Walmart, Albertsons, Hy-Vee, and More Roll Out "Dark Stores"
- by Kayla Webb
UNITED STATES - The year is 2019. In a nondescript back alley, a group of cloaked figures stand in a circle. They are retail representatives convening to discuss the latest fad in grocery retail: dark stores. You might be wondering: Why must they meet in such a drab place? My question in response is: Where else would you meet to discuss dark stores?
Contrary to the image I’ve just conjured, dark stores aren’t actually that… “dark.” Instead, the term has been selected to describe the latest store format charting high with retailers of all shapes and sizes. Unlike the name suggests, dark stores have only been deemed such because there’s no shoppers perusing their wares. Instead, retailers like Walmart, Albertsons, Hy-Vee, Stop & Shop, Meijer, and more are using the dark stores to support their online grocery operations efficiently. As a result, dark stores—which typically resemble mini warehouses—tend to be fully automated and chock full of technology and innovations designed to make online grocery delivery as convenient as possible for all involved.
“Micro-fulfillment helps retailers solve the labor and last-mile costs conundrum,” wrote Christopher Mandeville, Analyst at Jefferies, in a research report. According to CNN, Mandeville also noted that the cost of delivering groceries from central warehouses (a.k.a. the old fashion way) is usually two times higher than using micro-fulfillment stores or dark stores.

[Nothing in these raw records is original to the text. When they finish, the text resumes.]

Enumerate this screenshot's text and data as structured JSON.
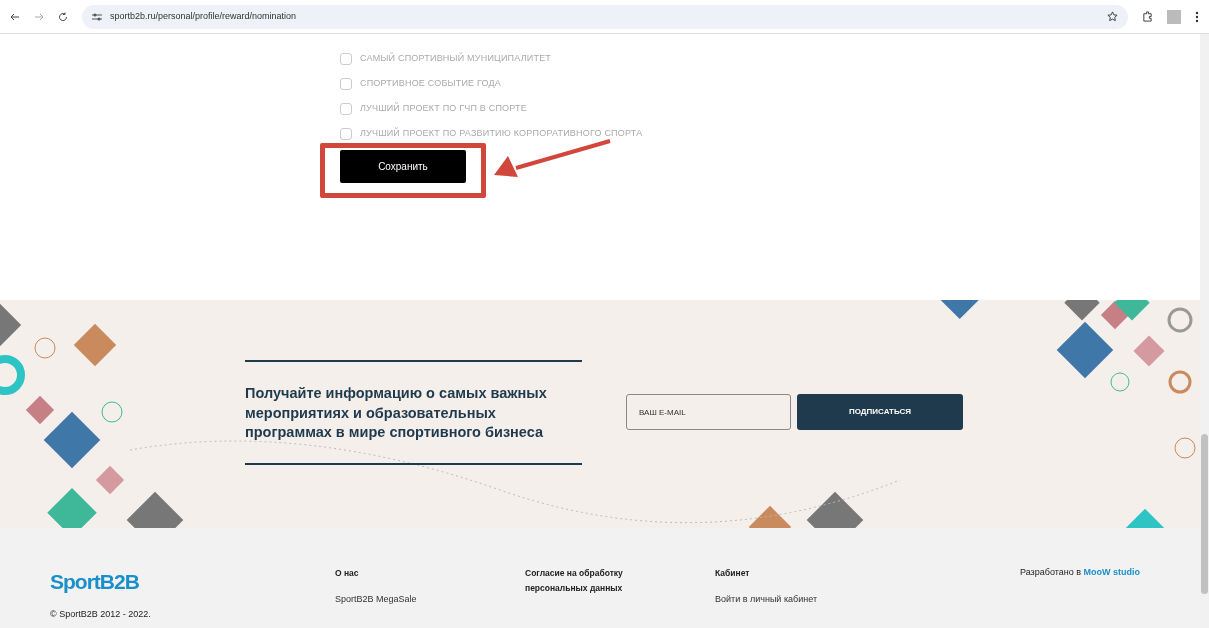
{
  "browser": {
    "url": "sportb2b.ru/personal/profile/reward/nomination"
  },
  "nominations": [
    {
      "label": "САМЫЙ СПОРТИВНЫЙ МУНИЦИПАЛИТЕТ",
      "checked": false
    },
    {
      "label": "СПОРТИВНОЕ СОБЫТИЕ ГОДА",
      "checked": false
    },
    {
      "label": "ЛУЧШИЙ ПРОЕКТ ПО ГЧП В СПОРТЕ",
      "checked": false
    },
    {
      "label": "ЛУЧШИЙ ПРОЕКТ ПО РАЗВИТИЮ КОРПОРАТИВНОГО СПОРТА",
      "checked": false
    }
  ],
  "save_button": "Сохранить",
  "subscribe": {
    "heading": "Получайте информацию о самых важных мероприятиях и образовательных программах в мире спортивного бизнеса",
    "email_placeholder": "ВАШ E-MAIL",
    "button": "ПОДПИСАТЬСЯ"
  },
  "footer": {
    "logo": "SportB2B",
    "copyright": "© SportB2B 2012 - 2022.",
    "columns": [
      {
        "title": "О нас",
        "links": [
          "SportB2B MegaSale"
        ]
      },
      {
        "title": "Согласие на обработку персональных данных"
      },
      {
        "title": "Кабинет",
        "links": [
          "Войти в личный кабинет"
        ]
      }
    ],
    "credit": "Разработано в",
    "credit_link": "MooW studio"
  }
}
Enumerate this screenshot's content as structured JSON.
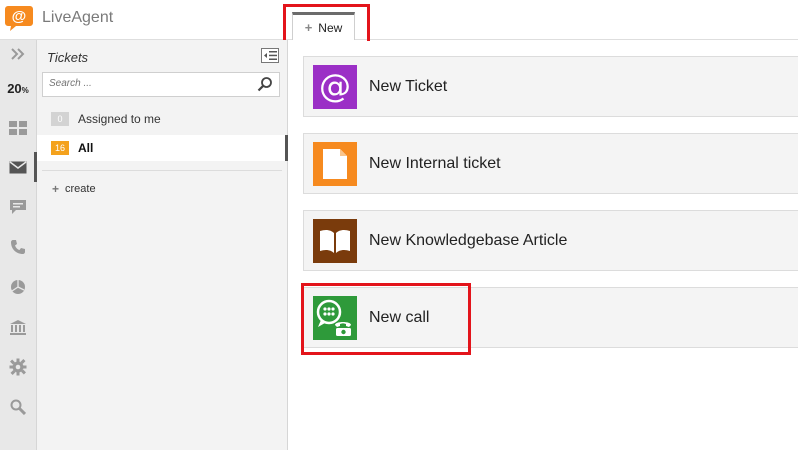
{
  "app": {
    "name": "LiveAgent"
  },
  "tabs": [
    {
      "label": "New"
    }
  ],
  "rail": {
    "percent": "20",
    "percent_unit": "%"
  },
  "panel": {
    "title": "Tickets",
    "search_placeholder": "Search ...",
    "filters": [
      {
        "count": "0",
        "label": "Assigned to me"
      },
      {
        "count": "16",
        "label": "All"
      }
    ],
    "create_label": "create"
  },
  "actions": [
    {
      "label": "New Ticket",
      "icon": "at-icon",
      "color": "#9b2fc6"
    },
    {
      "label": "New Internal ticket",
      "icon": "document-icon",
      "color": "#f68a1f"
    },
    {
      "label": "New Knowledgebase Article",
      "icon": "book-icon",
      "color": "#7a3b0c"
    },
    {
      "label": "New call",
      "icon": "phone-chat-icon",
      "color": "#2e9a3a"
    }
  ],
  "colors": {
    "accent": "#f68a1f",
    "highlight": "#e3141b",
    "rail_bg": "#e8e8e8"
  }
}
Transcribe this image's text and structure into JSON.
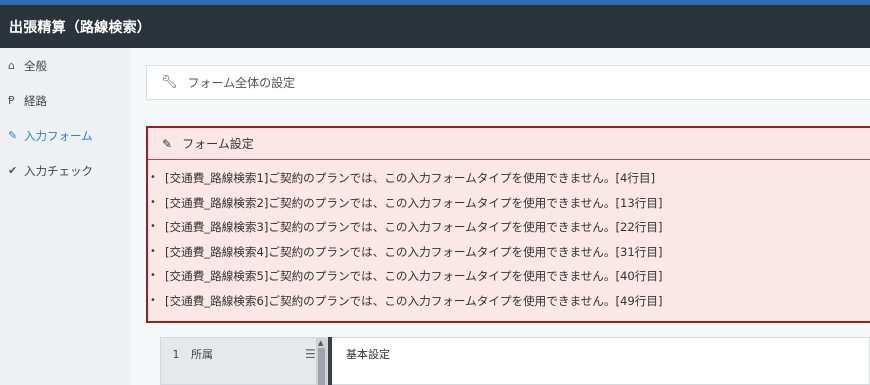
{
  "window": {
    "title": "出張精算（路線検索）"
  },
  "sidebar": {
    "items": [
      {
        "icon": "home-icon",
        "glyph": "⌂",
        "label": "全般",
        "active": false
      },
      {
        "icon": "yen-icon",
        "glyph": "Ᵽ",
        "label": "経路",
        "active": false
      },
      {
        "icon": "pencil-icon",
        "glyph": "✎",
        "label": "入力フォーム",
        "active": true
      },
      {
        "icon": "check-icon",
        "glyph": "✔",
        "label": "入力チェック",
        "active": false
      }
    ]
  },
  "main": {
    "form_settings_label": "フォーム全体の設定",
    "form_settings_icon": "wrench-icon",
    "error_panel": {
      "title": "フォーム設定",
      "title_icon": "pencil-icon",
      "border_color": "#9a1f23",
      "background_color": "#fbe7e7",
      "errors": [
        "[交通費_路線検索1]ご契約のプランでは、この入力フォームタイプを使用できません。[4行目]",
        "[交通費_路線検索2]ご契約のプランでは、この入力フォームタイプを使用できません。[13行目]",
        "[交通費_路線検索3]ご契約のプランでは、この入力フォームタイプを使用できません。[22行目]",
        "[交通費_路線検索4]ご契約のプランでは、この入力フォームタイプを使用できません。[31行目]",
        "[交通費_路線検索5]ご契約のプランでは、この入力フォームタイプを使用できません。[40行目]",
        "[交通費_路線検索6]ご契約のプランでは、この入力フォームタイプを使用できません。[49行目]"
      ]
    },
    "field_list": [
      {
        "num": "1",
        "label": "所属"
      }
    ],
    "detail_title": "基本設定"
  },
  "colors": {
    "header_bg": "#2b333b",
    "top_accent": "#2a6db5",
    "active_sidebar": "#2a85c9"
  }
}
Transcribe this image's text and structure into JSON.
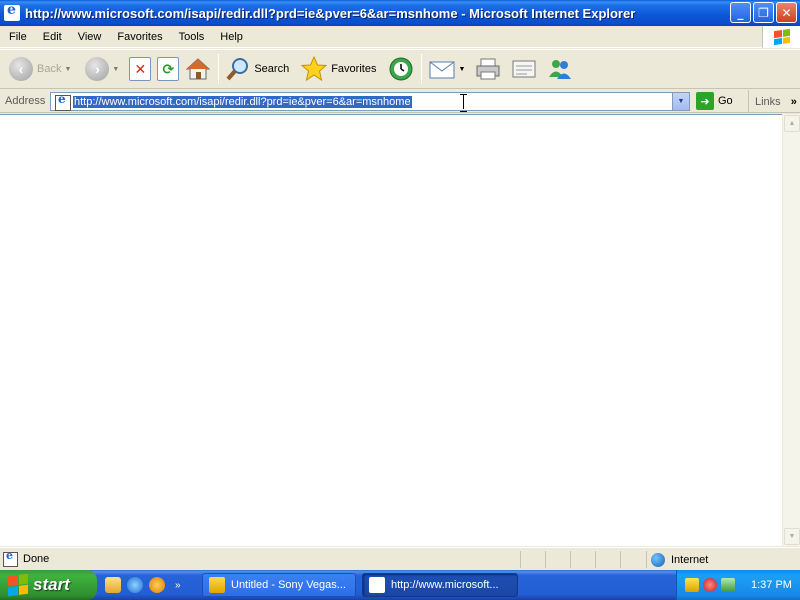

Specifcially, CNN cites Walmart as an example, who has trained over 30,000 workers to complete online grocery orders. Rather than optimizing their services, Walmart found that the influx of employees (including those from delivery services like Instacart and Peapod) in combination with consumer shoppers crowded store aisles during peak shopping periods.
As a result, Walmart opened Walmart Pickup Point, a 40,000-square-foot warehouse that resembles a ’50s diner—shoppers drive up to a spot and have their groceries delivered straight to their car. Walmart is also testing an autonomous shopping cart that literally shops for groceries on its own before depositing them with a Walmart worker who then prepares the order for consumer pick-up—a prototype that could be where Sobeys is planning to take its own recently unveiled autonomous grocery cart.
Similar to Walmart, Albertsons is also testing robots to assemble grocery orders on their own at micro-fulfillment centers fully dedicated to online grocery deliveries and pickups. Already, the robots are being celebrated for speeding up the process.
At the backs of its stores, Stop & Shop is trialing Albertsons’ dark store method with its own 12,000-square-foot, fully automated fulfillment centers. Meijer is also following suit with its own micro-fulfillment warehouses, maximizing space in its brick-and-mortar stores.
Hy-Vee, on the hand, ditched the attachment aspect of Albertsons’ and Stop & Shops’ dark stores and instead is trialing locations that resemble regular grocery stores except for their lack of signs (spooky!). The stores are then used like any other fulfillment center, filling shoppers online orders and saving space in the retailer’s traditional supermarkets.
Will dark stores soon become less of a fad and more of a regular part of everyday grocery life? ANUK is thinking yes, but we'll keep following our leads in the meantime.